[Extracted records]

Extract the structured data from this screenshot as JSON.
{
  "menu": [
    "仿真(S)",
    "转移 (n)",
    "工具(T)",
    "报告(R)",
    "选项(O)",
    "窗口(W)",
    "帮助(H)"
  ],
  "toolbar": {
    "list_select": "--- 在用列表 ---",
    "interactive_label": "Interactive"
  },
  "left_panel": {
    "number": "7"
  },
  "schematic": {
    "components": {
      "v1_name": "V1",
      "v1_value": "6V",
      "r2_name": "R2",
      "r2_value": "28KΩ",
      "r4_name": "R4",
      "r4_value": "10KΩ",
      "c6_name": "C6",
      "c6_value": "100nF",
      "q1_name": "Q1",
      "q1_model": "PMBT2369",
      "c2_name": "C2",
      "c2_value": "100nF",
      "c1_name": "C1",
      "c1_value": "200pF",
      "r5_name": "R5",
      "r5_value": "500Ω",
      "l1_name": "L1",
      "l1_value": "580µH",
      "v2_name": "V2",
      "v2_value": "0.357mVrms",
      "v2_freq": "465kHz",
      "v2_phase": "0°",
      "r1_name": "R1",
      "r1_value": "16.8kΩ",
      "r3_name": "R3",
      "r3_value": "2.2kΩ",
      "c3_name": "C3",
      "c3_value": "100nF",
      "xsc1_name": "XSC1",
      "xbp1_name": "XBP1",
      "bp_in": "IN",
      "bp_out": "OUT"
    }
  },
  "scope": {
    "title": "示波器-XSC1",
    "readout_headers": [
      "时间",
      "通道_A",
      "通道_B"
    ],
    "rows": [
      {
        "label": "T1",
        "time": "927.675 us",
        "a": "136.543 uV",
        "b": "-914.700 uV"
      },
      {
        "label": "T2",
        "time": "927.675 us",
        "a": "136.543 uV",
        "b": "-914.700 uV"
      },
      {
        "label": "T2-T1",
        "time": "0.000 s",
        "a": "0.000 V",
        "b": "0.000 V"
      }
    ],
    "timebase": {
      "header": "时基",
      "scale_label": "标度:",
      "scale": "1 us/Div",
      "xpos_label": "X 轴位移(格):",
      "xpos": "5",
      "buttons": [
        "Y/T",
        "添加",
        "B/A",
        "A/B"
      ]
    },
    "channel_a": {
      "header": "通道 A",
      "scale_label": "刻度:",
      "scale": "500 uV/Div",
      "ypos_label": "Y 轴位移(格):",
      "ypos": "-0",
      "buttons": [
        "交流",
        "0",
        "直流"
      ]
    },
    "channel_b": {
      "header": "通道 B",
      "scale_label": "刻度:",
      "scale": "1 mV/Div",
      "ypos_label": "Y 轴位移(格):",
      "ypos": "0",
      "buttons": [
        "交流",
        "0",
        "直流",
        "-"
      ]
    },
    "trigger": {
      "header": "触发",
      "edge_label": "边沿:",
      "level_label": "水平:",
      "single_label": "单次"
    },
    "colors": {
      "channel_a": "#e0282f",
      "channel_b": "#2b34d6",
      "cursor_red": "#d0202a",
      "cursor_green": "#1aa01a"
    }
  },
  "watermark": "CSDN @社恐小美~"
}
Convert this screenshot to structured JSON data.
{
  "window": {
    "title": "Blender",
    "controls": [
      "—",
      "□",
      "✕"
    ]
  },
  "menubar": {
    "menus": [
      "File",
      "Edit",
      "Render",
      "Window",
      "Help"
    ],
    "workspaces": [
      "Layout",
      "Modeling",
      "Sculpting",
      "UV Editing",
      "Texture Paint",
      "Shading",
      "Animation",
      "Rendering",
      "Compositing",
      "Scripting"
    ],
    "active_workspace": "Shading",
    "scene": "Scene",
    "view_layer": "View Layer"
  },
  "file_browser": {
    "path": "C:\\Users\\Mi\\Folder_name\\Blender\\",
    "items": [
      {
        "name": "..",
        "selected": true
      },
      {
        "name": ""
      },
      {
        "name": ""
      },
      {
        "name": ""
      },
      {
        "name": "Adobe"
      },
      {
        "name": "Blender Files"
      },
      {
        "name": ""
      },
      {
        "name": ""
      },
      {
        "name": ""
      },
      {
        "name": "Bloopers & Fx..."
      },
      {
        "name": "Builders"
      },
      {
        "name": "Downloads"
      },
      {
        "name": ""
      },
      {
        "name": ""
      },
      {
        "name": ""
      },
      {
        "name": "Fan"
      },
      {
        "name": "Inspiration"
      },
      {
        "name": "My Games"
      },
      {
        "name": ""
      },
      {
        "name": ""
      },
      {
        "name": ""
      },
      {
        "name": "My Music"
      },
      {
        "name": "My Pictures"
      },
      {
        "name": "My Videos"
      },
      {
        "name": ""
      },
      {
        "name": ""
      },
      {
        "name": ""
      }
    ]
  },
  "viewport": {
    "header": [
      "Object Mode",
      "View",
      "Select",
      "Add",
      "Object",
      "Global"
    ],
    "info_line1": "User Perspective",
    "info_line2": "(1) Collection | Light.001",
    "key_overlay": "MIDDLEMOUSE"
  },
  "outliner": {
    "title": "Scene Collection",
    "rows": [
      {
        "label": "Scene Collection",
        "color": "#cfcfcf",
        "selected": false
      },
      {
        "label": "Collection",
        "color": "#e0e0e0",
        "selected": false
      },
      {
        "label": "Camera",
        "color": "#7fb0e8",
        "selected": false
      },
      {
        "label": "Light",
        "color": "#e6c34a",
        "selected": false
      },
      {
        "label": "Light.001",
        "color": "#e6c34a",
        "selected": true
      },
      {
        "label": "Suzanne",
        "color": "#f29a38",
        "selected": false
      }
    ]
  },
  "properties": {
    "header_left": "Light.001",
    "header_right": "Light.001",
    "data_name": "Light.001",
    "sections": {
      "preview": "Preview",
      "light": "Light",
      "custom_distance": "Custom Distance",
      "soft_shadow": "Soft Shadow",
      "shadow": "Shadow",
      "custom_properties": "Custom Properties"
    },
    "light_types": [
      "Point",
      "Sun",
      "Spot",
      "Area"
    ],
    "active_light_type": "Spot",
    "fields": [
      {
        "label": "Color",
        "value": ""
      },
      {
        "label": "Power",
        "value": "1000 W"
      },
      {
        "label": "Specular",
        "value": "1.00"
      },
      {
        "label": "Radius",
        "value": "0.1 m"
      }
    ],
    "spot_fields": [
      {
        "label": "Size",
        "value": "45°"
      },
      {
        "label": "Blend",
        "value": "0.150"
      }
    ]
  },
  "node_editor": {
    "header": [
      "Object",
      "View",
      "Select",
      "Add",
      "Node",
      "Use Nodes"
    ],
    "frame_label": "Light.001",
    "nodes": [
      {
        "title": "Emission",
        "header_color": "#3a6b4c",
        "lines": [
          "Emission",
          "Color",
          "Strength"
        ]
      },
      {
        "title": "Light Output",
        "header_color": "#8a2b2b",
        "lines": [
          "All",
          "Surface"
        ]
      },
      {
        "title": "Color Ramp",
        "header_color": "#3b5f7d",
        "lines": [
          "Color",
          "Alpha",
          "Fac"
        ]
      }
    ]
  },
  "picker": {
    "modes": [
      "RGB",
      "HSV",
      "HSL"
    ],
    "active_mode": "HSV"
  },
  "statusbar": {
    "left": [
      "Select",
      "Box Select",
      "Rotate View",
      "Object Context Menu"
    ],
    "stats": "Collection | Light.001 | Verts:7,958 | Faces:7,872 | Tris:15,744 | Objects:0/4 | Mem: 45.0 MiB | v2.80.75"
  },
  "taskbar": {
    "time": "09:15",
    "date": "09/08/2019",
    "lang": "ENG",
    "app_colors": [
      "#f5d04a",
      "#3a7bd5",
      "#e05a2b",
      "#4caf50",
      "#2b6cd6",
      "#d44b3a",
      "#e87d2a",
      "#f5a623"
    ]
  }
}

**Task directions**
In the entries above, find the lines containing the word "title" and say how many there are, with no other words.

**Expected answer**
6